Please report every line of the listing below that has the word "number" in it.

-- EXERCISE DATA follows --

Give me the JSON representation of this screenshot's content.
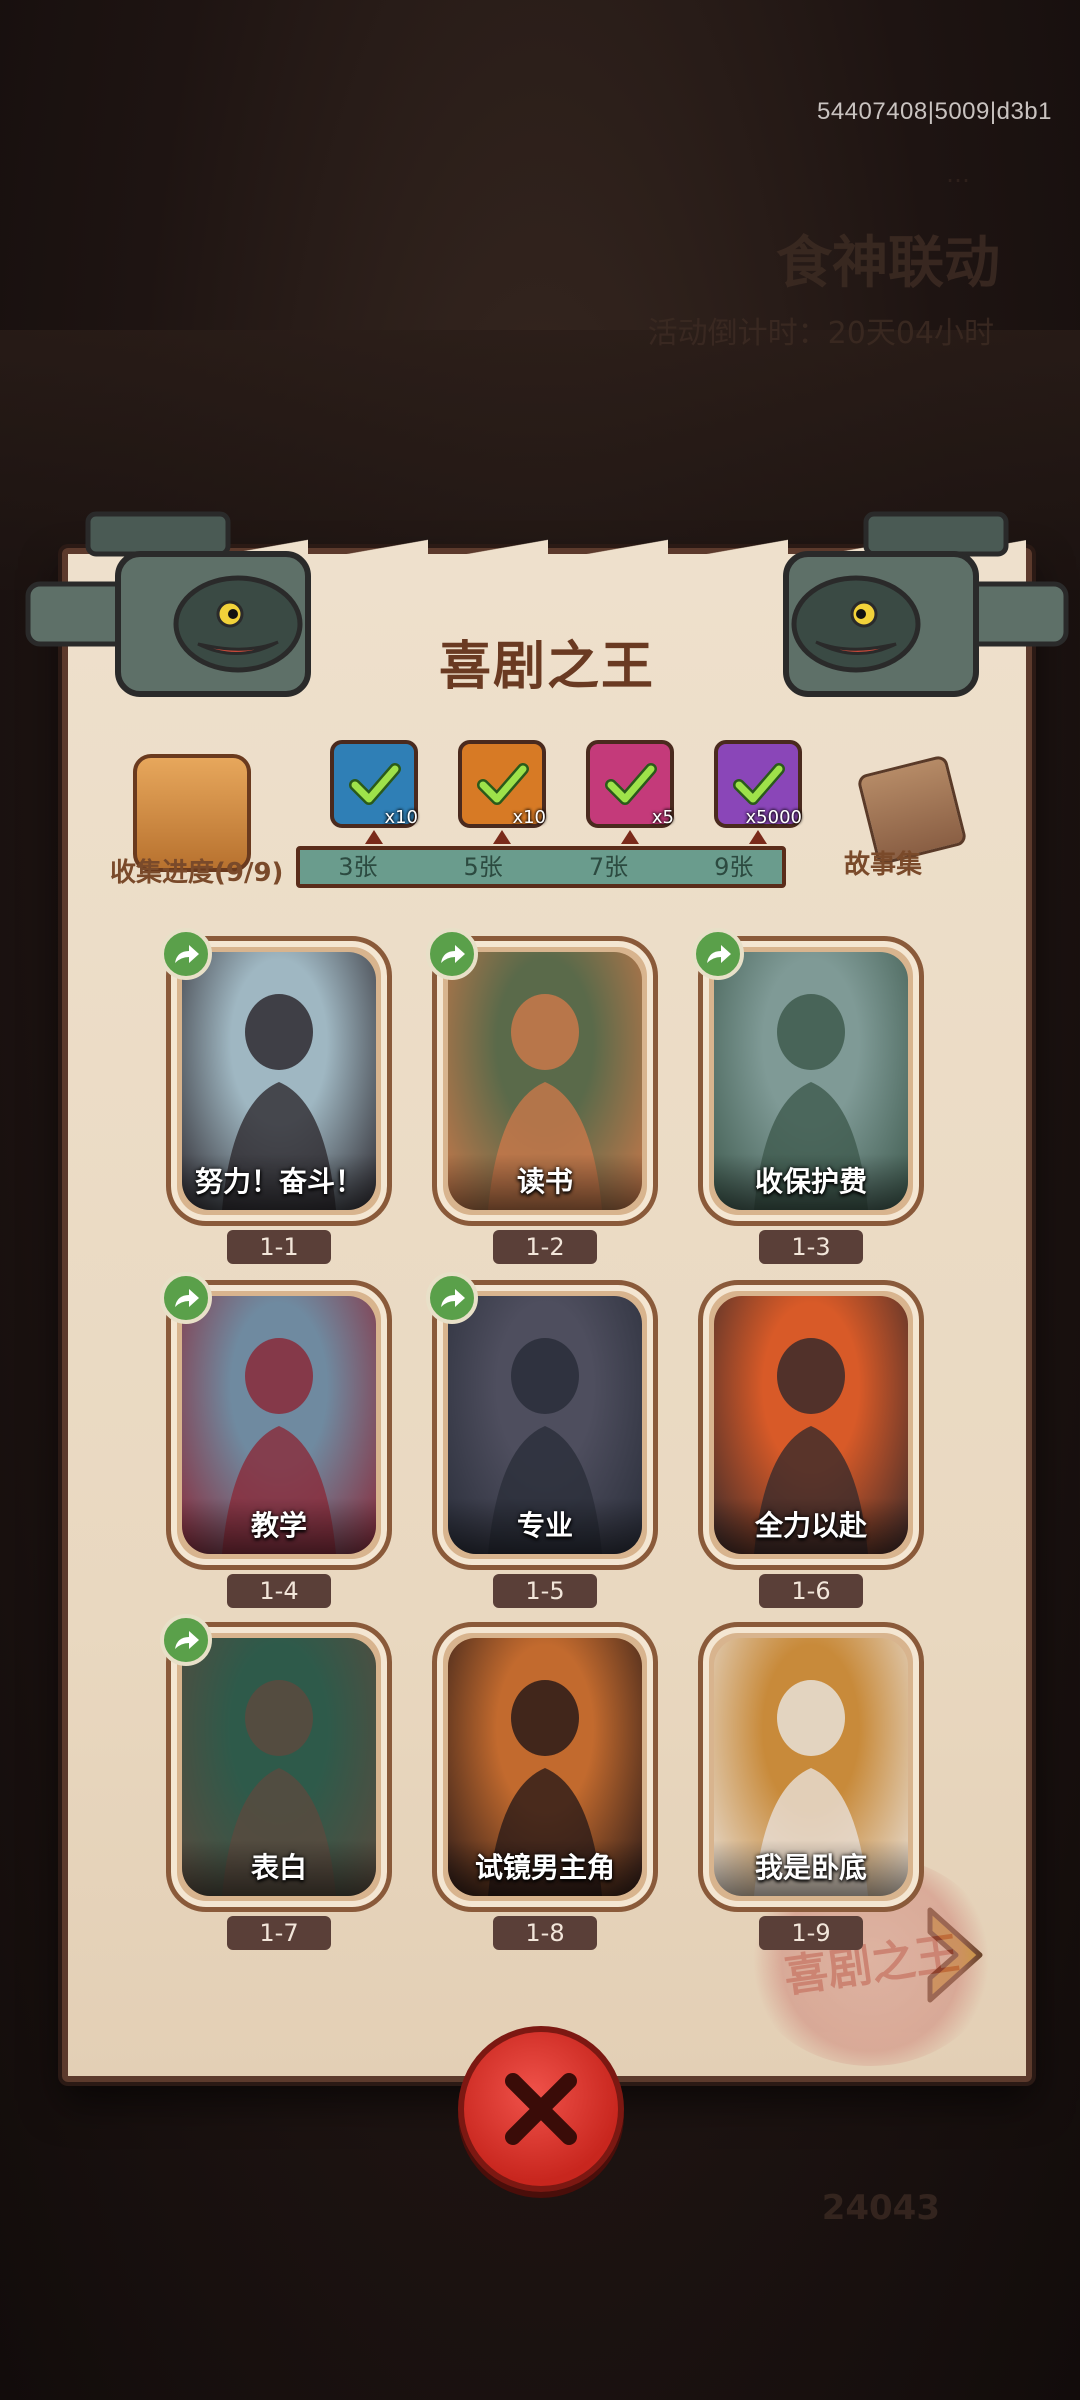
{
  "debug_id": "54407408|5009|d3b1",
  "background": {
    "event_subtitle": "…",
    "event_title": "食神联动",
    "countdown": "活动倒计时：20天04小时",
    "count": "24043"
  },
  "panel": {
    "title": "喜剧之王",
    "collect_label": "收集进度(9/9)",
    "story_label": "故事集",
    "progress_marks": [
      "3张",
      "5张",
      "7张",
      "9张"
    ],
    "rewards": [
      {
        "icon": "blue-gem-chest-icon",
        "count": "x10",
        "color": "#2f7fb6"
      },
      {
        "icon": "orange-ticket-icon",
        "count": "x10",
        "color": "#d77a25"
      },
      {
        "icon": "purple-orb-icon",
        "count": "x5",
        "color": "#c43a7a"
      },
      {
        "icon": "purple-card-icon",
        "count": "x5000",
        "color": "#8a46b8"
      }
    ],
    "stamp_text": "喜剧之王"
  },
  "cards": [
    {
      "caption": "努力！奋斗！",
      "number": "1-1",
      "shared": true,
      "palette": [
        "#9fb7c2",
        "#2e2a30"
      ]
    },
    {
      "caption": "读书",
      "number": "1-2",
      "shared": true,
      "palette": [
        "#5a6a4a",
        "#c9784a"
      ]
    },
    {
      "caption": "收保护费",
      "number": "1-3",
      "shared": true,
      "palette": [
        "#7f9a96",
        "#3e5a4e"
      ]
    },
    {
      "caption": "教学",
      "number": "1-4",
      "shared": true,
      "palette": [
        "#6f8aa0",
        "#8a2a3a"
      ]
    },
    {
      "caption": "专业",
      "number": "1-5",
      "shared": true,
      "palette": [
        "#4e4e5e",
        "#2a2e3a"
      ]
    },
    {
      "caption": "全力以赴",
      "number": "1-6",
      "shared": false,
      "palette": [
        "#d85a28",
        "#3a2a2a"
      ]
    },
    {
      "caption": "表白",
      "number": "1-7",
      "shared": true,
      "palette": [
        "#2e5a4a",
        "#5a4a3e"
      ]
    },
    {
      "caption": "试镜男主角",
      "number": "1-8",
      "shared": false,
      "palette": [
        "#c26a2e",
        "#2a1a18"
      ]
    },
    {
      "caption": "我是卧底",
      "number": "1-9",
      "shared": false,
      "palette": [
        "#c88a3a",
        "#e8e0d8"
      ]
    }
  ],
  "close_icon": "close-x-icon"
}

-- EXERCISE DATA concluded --

» **OUTPUT BELOW**
      "number": "1-1",
      "number": "1-2",
      "number": "1-3",
      "number": "1-4",
      "number": "1-5",
      "number": "1-6",
      "number": "1-7",
      "number": "1-8",
      "number": "1-9",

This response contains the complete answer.